“To conclude, knowledge within the natural sciences develops according to the principles of natural selection because the best theories and models survive and develop in further generations. Within the arts this is different. While the most useful knowledge survives, the development of knowledge does not resemble ‘survival of the fittest’, as multiple art styles can exist at the same time, especially in the presence of social media. There are many perspectives to this, like Palmen, and therefore artists, scientists and people with professions in other disciplines, might have opposing ideas. The concluding answer to the question to what extent the development of knowledge resembles the principle of natural selection, could therefore be that the extent depends on the area of knowledge and the freedom within that discipline. An area of knowledge that can easily be falsified, is more likely to develop according to natural selection, as has been discussed for the natural sciences.”

Next, extend your answer to other AOKs than the ones covered in your essay. For which ones does your conclusion apply? For which ones may it be different?

“This could count for subjects like history. However, areas with a lot of freedom that depend more on emotional and personal perspectives, like the arts and ethics, are less likely to develop according to Darwin’s principle.”

Then, relate the conclusion to your own life.
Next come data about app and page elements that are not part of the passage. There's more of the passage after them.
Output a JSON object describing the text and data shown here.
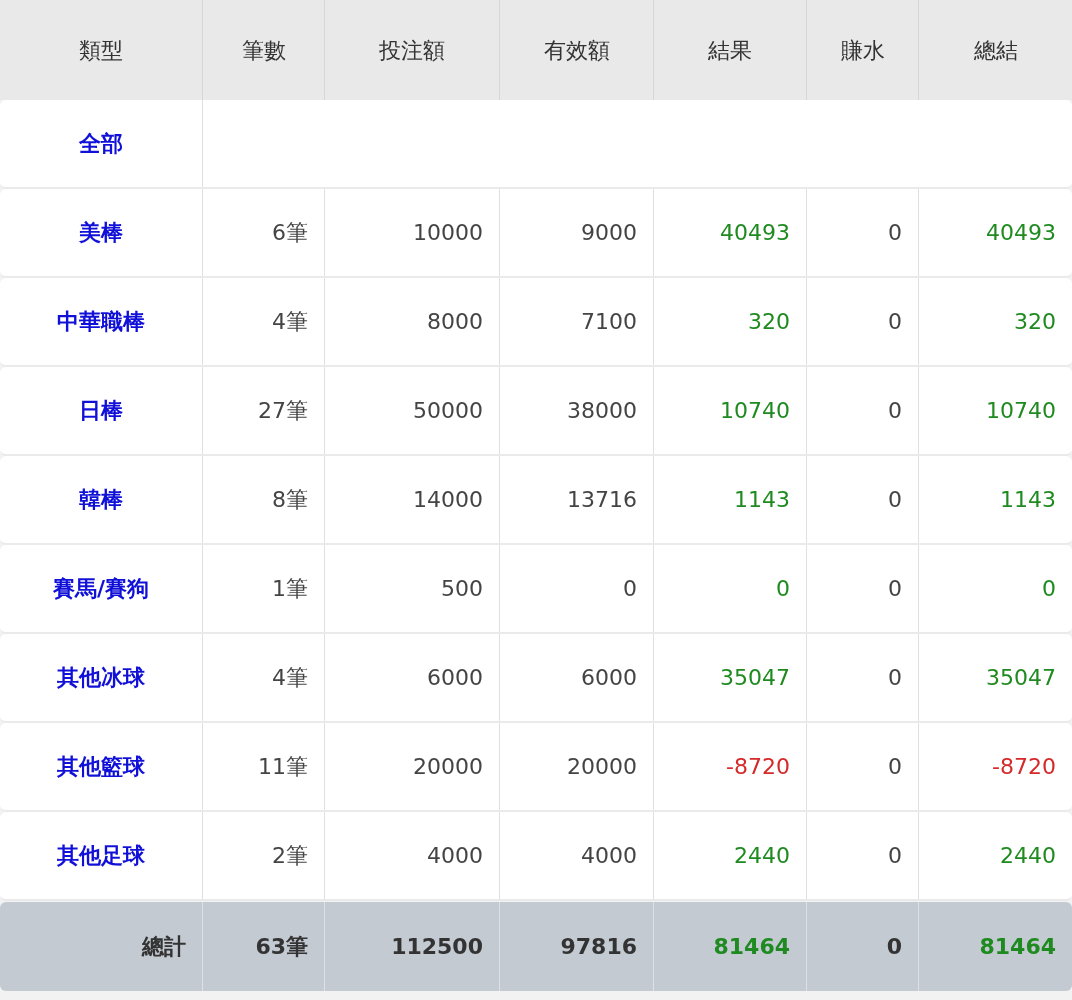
{
  "table": {
    "columns": [
      "類型",
      "筆數",
      "投注額",
      "有效額",
      "結果",
      "賺水",
      "總結"
    ],
    "rows": [
      {
        "type": "全部"
      },
      {
        "type": "美棒",
        "count": "6筆",
        "bet": "10000",
        "valid": "9000",
        "result": "40493",
        "commission": "0",
        "total": "40493",
        "color": "#1f8a1f"
      },
      {
        "type": "中華職棒",
        "count": "4筆",
        "bet": "8000",
        "valid": "7100",
        "result": "320",
        "commission": "0",
        "total": "320",
        "color": "#1f8a1f"
      },
      {
        "type": "日棒",
        "count": "27筆",
        "bet": "50000",
        "valid": "38000",
        "result": "10740",
        "commission": "0",
        "total": "10740",
        "color": "#1f8a1f"
      },
      {
        "type": "韓棒",
        "count": "8筆",
        "bet": "14000",
        "valid": "13716",
        "result": "1143",
        "commission": "0",
        "total": "1143",
        "color": "#1f8a1f"
      },
      {
        "type": "賽馬/賽狗",
        "count": "1筆",
        "bet": "500",
        "valid": "0",
        "result": "0",
        "commission": "0",
        "total": "0",
        "color": "#1f8a1f"
      },
      {
        "type": "其他冰球",
        "count": "4筆",
        "bet": "6000",
        "valid": "6000",
        "result": "35047",
        "commission": "0",
        "total": "35047",
        "color": "#1f8a1f"
      },
      {
        "type": "其他籃球",
        "count": "11筆",
        "bet": "20000",
        "valid": "20000",
        "result": "-8720",
        "commission": "0",
        "total": "-8720",
        "color": "#d42a2a"
      },
      {
        "type": "其他足球",
        "count": "2筆",
        "bet": "4000",
        "valid": "4000",
        "result": "2440",
        "commission": "0",
        "total": "2440",
        "color": "#1f8a1f"
      }
    ],
    "footer": {
      "label": "總計",
      "count": "63筆",
      "bet": "112500",
      "valid": "97816",
      "result": "81464",
      "commission": "0",
      "total": "81464",
      "color": "#1f8a1f"
    }
  }
}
How is it significant to you and the world to know about this and to know what you have concluded?

And then you are ready to round off! Just one final concluding statement to link it to the prescribed TOK title, and you are done! (just make sure you stick to all the formal regulations such as spacing, word count, fonts, etc.)

“Knowing this is surely significant. It made me aware of why I know what I know and how knowledge progresses. In conclusion, the metaphor is better applicable to natural science than arts.”

Every TOK essay is different and some titles may lend themselves well to this structure and others not as much so whilst this is a good outline, don’t worry if you feel like you need to deviate from it. This is based on my own experiences in the IB. You are welcome to read this example essay and learn from it, as long as you of course don’t plagiarise. If you have any questions, feel free to get in touch!

 

To read the full essay, click here.